Quick Find
  
Use keywords to find the product you are looking for.
Advanced Search
What's New? more
Theory of Literature
$243.00
Shopping Cart more
0 items
Information
Shipping & Returns
Privacy Notice
Conditions of Use
Contact Us
Notifications more
NotificationsNotify me of updates to Long-Term Experimental Warming Affects Tissue C/N Ratios Differently in Three Strongly Chionophilous Alpine Species
Tell A Friend
 
Tell someone you know about this product.
Long-Term Experimental Warming Affects Tissue C/N Ratios Differently in Three Strongly Chionophilous Alpine Species $0.00
Authors:  Sylvi M. Sandvik, Wenche Eide, University of Agder, Faculty of Engineering and Science, Kristiansand, Norway, and others
Abstract:
Late-melting snowbed communities are occupied by plant specialists exposed to extremely short growing seasons and cold and nutrient-poor soil. The aim of this study is to investigate how plant tissue chemistry in three co-occurring strongly chionophilous snowbed species responds to 10 years of experimental warming using open top chambers (OTCs) to increase temperature by about 1.6C in the air and 2.6C in the soil. We harvested shoots from two forbs and leaves from a sedge species in OTCs and control plots, at 1400 meters elevation in the alpine Norway. The plant material was dried and chemical analyses were undertaken. Warming (main effect) increased the carbon concentration and decreased the nitrogen concentration significantly in all three species Cerastium cerastoides (L.) and Epilobium anagallidifolium (Lam.) (both forbs) and Carex lachenalii (Schkuhr) (sedge). Warming affected, however, the ratio between carbon and nitrogen concentration (C/N) differently depending on the species. C/N ratios in both forbs increased while no changes in C/N ratio appeared in the sedge. Differences in C/N ratio responses indicate different adaptability to warming effects and different phenotypic plasticity between the species that may represent a threat to biodiversity in these habitats. Different adaptability of plant species to temperature increases may also threaten the future existence of snowbeds as distinctive alpine habitats. 
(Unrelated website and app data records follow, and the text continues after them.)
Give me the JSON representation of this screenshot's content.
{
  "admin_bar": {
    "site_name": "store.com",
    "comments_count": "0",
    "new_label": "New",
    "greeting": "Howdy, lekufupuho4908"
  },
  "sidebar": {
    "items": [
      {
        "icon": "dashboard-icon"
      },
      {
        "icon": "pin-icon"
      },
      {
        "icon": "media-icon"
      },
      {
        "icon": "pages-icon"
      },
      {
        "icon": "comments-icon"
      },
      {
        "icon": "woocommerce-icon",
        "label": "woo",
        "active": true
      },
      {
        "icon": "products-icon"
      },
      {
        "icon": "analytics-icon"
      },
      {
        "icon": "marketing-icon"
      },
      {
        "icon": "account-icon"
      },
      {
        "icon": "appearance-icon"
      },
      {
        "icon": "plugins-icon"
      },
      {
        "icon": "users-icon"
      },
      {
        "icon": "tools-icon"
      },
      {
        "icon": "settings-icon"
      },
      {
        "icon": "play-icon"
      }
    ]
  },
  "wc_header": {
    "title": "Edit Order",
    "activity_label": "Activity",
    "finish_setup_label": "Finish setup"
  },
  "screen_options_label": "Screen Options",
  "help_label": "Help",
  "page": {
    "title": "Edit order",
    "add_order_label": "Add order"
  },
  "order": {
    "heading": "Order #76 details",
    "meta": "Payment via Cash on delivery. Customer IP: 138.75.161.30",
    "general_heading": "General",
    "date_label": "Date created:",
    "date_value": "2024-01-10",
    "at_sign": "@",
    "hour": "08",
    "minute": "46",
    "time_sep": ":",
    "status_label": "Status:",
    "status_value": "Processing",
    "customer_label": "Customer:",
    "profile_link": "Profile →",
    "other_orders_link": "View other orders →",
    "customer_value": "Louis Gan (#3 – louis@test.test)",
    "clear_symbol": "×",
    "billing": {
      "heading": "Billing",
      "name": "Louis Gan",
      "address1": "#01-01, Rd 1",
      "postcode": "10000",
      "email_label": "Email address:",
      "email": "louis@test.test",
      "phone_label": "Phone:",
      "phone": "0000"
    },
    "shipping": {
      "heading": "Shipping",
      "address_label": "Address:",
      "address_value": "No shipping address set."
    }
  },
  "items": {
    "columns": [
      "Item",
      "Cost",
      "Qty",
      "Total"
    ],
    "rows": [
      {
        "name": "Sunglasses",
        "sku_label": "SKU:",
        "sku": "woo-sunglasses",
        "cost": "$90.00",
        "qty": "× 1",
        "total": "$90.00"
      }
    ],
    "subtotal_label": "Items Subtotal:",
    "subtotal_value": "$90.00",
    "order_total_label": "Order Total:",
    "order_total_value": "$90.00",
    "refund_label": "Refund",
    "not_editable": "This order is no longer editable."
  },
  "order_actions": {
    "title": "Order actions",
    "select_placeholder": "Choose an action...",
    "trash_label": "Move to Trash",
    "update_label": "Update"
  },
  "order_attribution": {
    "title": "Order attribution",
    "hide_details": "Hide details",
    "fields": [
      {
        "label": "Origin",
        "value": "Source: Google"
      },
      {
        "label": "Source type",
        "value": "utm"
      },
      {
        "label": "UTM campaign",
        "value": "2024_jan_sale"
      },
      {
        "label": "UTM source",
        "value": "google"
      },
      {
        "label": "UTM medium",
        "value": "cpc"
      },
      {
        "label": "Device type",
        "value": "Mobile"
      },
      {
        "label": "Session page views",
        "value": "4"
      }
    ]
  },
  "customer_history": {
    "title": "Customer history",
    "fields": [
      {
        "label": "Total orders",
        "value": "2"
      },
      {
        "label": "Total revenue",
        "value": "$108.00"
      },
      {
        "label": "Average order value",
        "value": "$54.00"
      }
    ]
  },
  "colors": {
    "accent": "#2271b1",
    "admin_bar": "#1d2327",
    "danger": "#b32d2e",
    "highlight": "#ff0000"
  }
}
Available Options:
Version:

  Open Access item.
  Click below PDF icon for free download.

  

This is an Open Access item. Click above PDF icon for free download.
Special Focus Titles
01.Violent Communication and Bullying in Early Childhood Education
02.Cultural Considerations in Intervention with Women and Children Exposed to Intimate Partner Violence
03.Chronic Disease and Disability: The Pediatric Lung
04.Fruit and Vegetable Consumption and Health: New Research
05.Fire and the Sword: Understanding the Impact and Challenge of Organized Islamism. Volume 2

Nova Science Publishers
© Copyright 2004 - 2021

Long-Term Experimental Warming Affects Tissue C/N Ratios Differently in Three Strongly Chionophilous Alpine Species